Data records for software interfaces:

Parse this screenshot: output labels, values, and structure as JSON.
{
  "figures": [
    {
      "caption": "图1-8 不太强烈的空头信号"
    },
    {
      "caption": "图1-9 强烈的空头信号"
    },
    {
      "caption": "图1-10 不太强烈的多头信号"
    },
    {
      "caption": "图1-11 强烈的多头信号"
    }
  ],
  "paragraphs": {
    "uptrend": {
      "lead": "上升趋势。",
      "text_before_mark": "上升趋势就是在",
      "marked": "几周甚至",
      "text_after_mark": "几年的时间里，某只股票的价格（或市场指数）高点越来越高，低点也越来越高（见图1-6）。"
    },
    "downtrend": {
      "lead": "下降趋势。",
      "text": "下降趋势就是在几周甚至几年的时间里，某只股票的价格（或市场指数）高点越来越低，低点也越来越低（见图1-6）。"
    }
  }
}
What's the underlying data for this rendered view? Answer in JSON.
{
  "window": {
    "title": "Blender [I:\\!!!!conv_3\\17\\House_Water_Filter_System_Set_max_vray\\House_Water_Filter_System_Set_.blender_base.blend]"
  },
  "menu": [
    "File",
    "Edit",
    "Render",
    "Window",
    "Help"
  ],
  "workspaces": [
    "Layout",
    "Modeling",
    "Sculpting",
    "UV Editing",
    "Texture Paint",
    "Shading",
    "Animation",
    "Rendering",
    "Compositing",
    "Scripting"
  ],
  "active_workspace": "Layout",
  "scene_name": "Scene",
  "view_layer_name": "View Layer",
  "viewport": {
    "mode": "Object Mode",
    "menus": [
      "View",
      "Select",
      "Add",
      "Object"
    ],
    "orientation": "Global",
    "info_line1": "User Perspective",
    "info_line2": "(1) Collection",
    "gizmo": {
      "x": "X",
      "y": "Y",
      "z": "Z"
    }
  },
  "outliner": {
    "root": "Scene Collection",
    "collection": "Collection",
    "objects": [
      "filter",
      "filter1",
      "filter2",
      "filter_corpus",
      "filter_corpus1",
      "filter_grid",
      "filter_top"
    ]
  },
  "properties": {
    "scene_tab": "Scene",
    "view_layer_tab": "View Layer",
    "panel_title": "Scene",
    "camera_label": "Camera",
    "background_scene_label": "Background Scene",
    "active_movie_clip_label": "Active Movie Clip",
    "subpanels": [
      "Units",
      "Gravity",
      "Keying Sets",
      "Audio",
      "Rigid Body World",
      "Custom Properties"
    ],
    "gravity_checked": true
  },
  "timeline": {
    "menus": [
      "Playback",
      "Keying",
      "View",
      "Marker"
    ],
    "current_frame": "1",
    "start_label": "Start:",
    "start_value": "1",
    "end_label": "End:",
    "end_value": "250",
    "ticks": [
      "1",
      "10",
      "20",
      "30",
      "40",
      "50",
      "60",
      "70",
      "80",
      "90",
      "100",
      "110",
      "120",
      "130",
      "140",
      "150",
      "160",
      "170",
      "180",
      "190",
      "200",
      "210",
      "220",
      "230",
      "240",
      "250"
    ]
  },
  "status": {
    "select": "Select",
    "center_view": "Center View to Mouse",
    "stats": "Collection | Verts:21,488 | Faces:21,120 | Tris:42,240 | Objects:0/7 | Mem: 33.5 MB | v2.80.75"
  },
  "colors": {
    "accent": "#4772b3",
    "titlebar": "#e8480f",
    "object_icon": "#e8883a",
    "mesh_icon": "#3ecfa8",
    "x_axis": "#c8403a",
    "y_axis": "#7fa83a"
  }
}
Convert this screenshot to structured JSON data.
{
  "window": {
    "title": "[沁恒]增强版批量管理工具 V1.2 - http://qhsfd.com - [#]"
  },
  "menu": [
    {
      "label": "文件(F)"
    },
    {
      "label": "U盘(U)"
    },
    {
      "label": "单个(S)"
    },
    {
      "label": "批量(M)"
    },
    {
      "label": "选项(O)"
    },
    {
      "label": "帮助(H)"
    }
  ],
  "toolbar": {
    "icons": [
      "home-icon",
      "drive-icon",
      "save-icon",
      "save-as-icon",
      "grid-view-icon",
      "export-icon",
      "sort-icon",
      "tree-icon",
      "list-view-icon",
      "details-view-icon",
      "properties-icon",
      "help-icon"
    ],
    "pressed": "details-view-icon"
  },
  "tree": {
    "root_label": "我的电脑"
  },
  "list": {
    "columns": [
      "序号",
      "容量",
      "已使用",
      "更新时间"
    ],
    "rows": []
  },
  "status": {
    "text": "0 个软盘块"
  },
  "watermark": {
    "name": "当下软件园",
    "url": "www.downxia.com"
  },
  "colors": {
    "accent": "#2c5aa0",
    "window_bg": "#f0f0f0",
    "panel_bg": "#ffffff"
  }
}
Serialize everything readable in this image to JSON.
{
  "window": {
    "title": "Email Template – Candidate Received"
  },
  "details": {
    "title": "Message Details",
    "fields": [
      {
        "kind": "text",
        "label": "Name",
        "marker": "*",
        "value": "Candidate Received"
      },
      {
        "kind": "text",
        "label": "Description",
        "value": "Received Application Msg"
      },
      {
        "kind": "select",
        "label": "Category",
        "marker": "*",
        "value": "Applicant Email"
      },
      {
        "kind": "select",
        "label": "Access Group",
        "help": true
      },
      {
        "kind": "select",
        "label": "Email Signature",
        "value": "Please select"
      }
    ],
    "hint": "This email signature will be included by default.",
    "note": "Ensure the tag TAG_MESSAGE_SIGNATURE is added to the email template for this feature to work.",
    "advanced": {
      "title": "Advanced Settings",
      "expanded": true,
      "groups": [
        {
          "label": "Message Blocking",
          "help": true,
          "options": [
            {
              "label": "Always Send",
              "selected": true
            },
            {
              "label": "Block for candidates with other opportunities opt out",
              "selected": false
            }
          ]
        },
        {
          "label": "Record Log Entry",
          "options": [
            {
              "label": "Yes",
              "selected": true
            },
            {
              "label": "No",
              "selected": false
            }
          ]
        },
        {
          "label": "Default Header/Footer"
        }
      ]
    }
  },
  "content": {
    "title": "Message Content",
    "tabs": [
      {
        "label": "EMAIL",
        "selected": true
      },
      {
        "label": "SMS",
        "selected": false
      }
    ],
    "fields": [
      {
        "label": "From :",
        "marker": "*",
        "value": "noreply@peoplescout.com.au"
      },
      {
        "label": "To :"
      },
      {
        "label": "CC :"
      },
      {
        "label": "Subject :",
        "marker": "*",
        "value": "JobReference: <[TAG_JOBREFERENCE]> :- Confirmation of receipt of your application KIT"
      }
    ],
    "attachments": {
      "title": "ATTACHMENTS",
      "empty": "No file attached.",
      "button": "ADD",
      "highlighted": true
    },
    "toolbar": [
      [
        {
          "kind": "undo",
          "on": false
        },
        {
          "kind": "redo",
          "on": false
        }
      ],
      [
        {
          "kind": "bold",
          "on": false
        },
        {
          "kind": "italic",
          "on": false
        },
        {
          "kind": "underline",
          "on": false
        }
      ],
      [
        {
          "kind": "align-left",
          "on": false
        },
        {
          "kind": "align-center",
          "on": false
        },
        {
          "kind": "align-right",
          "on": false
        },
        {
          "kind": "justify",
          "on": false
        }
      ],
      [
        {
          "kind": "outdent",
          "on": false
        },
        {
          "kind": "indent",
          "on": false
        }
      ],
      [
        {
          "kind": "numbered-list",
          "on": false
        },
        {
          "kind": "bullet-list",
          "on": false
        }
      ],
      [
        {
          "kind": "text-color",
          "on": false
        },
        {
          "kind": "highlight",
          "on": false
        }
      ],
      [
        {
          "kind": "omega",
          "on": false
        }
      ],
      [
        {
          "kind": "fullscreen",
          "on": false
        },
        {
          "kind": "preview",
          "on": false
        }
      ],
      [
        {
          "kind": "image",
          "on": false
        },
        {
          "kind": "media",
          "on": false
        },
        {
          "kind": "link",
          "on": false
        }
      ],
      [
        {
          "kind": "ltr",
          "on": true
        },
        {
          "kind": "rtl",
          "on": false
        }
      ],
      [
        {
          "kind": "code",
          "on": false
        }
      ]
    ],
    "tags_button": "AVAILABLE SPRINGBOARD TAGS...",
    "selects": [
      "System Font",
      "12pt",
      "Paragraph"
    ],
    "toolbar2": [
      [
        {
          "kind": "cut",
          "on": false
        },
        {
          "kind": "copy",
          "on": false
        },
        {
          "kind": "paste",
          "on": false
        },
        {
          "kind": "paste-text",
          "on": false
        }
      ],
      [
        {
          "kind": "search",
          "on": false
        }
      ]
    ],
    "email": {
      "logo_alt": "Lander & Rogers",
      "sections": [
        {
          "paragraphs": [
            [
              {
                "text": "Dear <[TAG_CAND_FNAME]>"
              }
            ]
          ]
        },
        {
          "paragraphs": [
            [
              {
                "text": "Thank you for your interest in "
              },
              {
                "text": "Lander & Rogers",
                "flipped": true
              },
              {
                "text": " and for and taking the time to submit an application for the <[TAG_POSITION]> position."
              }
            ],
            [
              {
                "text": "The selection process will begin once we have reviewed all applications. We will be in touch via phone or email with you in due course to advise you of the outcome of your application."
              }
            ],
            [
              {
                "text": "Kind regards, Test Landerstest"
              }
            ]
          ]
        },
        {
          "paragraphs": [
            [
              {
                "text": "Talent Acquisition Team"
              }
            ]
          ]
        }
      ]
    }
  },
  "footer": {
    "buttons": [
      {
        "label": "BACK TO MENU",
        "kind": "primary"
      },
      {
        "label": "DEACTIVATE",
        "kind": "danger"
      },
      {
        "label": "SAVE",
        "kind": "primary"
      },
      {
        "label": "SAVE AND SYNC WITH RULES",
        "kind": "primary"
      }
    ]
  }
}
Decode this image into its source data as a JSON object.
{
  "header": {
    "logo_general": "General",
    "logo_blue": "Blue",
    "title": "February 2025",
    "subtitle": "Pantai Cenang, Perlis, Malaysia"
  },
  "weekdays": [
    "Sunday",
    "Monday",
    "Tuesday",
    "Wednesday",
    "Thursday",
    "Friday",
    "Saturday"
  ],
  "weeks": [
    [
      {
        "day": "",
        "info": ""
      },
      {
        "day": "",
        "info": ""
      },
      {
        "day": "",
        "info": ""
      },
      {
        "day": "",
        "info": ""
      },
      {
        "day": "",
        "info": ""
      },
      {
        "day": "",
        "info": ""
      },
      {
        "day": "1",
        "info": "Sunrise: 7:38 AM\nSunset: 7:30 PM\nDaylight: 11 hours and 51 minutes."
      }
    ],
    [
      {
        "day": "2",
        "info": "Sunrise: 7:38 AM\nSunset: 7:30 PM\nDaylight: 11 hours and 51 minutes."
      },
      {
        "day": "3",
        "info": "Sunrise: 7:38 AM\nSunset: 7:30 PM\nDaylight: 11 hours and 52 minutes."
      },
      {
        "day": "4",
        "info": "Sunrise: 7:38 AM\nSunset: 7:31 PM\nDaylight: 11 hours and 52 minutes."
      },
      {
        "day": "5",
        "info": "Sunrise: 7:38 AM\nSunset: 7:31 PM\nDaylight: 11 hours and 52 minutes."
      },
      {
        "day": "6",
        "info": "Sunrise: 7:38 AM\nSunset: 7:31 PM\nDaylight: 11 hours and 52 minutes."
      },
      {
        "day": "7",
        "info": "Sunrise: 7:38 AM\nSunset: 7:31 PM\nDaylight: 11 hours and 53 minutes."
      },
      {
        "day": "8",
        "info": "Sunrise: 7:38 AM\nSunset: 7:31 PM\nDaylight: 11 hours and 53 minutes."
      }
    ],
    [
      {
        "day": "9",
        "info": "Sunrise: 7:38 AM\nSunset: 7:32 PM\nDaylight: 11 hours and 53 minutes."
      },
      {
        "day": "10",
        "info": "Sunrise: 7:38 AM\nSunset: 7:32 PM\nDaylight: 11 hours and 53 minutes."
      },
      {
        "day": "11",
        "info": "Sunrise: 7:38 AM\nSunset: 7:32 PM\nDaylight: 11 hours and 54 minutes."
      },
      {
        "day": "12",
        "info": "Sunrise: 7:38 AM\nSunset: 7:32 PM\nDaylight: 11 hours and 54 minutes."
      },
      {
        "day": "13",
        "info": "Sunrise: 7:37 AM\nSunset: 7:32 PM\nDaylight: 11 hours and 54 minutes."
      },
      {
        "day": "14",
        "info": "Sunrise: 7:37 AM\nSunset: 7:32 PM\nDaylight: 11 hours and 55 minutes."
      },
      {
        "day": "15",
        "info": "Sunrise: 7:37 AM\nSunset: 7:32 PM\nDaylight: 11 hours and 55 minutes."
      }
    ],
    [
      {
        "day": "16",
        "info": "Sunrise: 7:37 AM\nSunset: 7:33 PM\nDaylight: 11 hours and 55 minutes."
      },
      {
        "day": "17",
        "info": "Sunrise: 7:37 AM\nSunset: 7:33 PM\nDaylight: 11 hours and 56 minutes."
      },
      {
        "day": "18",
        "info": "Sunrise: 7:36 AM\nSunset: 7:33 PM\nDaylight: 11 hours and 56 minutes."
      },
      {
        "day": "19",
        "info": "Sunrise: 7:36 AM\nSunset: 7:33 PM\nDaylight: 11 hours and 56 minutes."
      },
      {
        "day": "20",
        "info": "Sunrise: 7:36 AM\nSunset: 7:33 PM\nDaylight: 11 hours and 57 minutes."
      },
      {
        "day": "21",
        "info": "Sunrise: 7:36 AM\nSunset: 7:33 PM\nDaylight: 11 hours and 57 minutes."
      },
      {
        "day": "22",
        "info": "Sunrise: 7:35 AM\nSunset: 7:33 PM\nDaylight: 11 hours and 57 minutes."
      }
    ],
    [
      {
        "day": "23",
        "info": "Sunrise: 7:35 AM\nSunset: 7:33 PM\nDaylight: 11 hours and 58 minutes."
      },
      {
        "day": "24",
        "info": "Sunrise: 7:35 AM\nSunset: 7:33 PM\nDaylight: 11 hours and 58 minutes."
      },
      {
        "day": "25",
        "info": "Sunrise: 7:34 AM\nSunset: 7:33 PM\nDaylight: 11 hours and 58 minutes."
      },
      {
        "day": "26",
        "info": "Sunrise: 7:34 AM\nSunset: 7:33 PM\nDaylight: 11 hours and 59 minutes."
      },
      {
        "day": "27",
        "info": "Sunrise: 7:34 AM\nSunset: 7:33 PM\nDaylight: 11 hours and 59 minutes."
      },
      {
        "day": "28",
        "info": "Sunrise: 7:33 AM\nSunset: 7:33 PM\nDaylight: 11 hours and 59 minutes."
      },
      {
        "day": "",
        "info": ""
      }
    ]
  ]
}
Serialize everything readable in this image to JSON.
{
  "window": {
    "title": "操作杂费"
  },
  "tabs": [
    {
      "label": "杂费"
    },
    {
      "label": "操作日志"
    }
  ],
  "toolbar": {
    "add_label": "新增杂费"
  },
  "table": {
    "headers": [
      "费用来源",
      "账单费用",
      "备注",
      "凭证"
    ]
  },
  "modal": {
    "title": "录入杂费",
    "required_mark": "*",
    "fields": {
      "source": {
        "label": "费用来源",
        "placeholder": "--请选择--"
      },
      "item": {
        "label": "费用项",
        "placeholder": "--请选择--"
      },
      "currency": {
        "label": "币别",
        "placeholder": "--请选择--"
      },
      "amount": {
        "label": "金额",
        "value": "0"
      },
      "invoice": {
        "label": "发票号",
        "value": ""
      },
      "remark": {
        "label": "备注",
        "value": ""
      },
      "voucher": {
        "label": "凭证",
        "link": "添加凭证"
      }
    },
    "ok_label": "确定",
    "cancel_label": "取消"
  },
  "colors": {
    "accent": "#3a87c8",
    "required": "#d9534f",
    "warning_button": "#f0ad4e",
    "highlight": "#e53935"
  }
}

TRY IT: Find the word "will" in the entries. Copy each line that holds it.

WRITTEN RESPONSE:
    "hint": "This email signature will be included by default.",
                "text": "The selection process will begin once we have reviewed all applications. We will be in touch via phone or email with you in due course to advise you of the outcome of your application."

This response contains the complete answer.